▶ [Task to carry out]: Each line of the data that includes the string "date" is to be copied out.

Data excerpts
◇ ◇ ◇ ◇ ◇ ◇ ◇

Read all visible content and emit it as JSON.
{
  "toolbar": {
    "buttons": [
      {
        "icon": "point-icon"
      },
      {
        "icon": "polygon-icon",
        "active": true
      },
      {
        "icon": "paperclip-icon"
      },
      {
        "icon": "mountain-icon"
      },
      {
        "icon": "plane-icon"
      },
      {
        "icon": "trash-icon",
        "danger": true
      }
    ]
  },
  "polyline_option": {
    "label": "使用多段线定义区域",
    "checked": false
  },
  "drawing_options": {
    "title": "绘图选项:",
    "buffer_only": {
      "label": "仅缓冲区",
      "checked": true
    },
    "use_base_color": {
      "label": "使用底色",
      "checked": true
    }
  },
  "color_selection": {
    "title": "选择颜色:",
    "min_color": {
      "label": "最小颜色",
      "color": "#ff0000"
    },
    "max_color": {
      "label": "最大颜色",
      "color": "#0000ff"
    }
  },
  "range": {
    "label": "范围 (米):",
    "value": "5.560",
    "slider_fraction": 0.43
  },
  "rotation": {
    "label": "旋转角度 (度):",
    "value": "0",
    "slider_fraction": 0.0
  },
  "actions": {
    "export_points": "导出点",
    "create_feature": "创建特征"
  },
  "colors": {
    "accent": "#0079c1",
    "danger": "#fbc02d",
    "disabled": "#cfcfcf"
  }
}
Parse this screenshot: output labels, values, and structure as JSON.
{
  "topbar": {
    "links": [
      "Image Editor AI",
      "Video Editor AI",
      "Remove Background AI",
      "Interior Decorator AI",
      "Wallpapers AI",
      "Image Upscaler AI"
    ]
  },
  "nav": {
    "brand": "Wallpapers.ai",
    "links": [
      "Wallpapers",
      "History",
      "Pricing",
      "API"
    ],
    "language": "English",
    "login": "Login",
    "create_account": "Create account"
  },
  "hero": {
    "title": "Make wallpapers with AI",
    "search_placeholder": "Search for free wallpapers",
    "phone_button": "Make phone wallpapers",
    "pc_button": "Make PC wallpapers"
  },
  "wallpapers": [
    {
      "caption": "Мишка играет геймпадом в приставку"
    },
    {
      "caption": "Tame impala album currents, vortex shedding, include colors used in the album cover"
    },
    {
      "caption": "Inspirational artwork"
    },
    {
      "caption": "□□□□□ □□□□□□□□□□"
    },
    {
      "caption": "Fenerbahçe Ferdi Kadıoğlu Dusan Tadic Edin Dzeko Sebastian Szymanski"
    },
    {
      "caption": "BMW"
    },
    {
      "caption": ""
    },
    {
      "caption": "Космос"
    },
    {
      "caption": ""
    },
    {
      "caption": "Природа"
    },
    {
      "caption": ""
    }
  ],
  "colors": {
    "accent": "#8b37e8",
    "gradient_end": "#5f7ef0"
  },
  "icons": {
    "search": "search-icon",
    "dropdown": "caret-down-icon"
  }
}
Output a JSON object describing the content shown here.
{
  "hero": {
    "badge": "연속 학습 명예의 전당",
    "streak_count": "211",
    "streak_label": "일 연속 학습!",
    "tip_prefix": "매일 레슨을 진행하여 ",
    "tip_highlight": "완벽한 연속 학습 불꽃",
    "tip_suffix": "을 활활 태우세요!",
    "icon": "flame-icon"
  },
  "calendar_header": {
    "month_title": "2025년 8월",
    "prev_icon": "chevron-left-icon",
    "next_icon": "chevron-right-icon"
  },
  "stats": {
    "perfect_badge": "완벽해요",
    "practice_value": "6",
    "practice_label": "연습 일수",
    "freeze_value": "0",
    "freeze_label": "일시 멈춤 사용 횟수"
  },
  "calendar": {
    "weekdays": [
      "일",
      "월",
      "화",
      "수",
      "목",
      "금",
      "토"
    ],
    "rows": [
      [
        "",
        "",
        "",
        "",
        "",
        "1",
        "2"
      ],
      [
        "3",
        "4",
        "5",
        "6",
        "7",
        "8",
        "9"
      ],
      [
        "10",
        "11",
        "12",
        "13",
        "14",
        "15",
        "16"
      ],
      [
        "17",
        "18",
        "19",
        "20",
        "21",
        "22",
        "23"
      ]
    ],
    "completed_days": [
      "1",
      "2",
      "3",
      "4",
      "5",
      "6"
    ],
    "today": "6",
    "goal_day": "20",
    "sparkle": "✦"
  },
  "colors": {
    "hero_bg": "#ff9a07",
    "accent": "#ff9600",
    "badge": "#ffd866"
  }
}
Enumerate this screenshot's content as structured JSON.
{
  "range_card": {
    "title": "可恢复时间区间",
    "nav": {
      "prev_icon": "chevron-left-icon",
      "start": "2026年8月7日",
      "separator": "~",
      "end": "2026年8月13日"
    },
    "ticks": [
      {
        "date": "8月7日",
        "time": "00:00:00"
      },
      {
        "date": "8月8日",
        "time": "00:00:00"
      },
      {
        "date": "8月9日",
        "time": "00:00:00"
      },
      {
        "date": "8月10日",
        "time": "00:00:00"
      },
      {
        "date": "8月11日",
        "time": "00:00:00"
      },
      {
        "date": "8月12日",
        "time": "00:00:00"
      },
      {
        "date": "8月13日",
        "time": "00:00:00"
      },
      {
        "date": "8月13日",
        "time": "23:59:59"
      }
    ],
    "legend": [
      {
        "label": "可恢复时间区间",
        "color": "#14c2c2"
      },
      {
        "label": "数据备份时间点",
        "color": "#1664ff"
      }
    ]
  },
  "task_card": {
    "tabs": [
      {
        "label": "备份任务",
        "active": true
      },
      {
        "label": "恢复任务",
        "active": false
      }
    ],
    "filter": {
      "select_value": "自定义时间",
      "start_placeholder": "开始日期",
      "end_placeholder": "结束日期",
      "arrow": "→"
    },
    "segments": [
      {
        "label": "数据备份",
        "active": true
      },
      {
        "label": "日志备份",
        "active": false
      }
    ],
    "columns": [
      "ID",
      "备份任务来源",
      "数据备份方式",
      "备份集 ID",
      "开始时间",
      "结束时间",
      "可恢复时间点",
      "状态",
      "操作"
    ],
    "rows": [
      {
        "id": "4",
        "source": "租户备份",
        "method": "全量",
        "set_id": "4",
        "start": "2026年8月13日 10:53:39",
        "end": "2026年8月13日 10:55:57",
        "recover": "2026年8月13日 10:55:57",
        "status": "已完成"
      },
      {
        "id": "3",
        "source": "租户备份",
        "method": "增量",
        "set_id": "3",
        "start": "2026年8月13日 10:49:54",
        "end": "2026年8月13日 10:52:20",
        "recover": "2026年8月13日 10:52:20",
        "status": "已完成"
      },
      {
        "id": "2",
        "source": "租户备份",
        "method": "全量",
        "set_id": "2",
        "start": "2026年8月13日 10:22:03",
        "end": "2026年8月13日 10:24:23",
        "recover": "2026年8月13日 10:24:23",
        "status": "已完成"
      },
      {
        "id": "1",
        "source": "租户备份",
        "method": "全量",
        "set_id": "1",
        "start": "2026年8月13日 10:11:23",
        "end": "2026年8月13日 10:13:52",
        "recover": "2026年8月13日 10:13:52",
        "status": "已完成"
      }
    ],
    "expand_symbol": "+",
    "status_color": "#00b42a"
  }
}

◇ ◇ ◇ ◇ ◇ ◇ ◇

▶ [Response to this exercise]:
        "date": "8月7日",
        "date": "8月8日",
        "date": "8月9日",
        "date": "8月10日",
        "date": "8月11日",
        "date": "8月12日",
        "date": "8月13日",
        "date": "8月13日",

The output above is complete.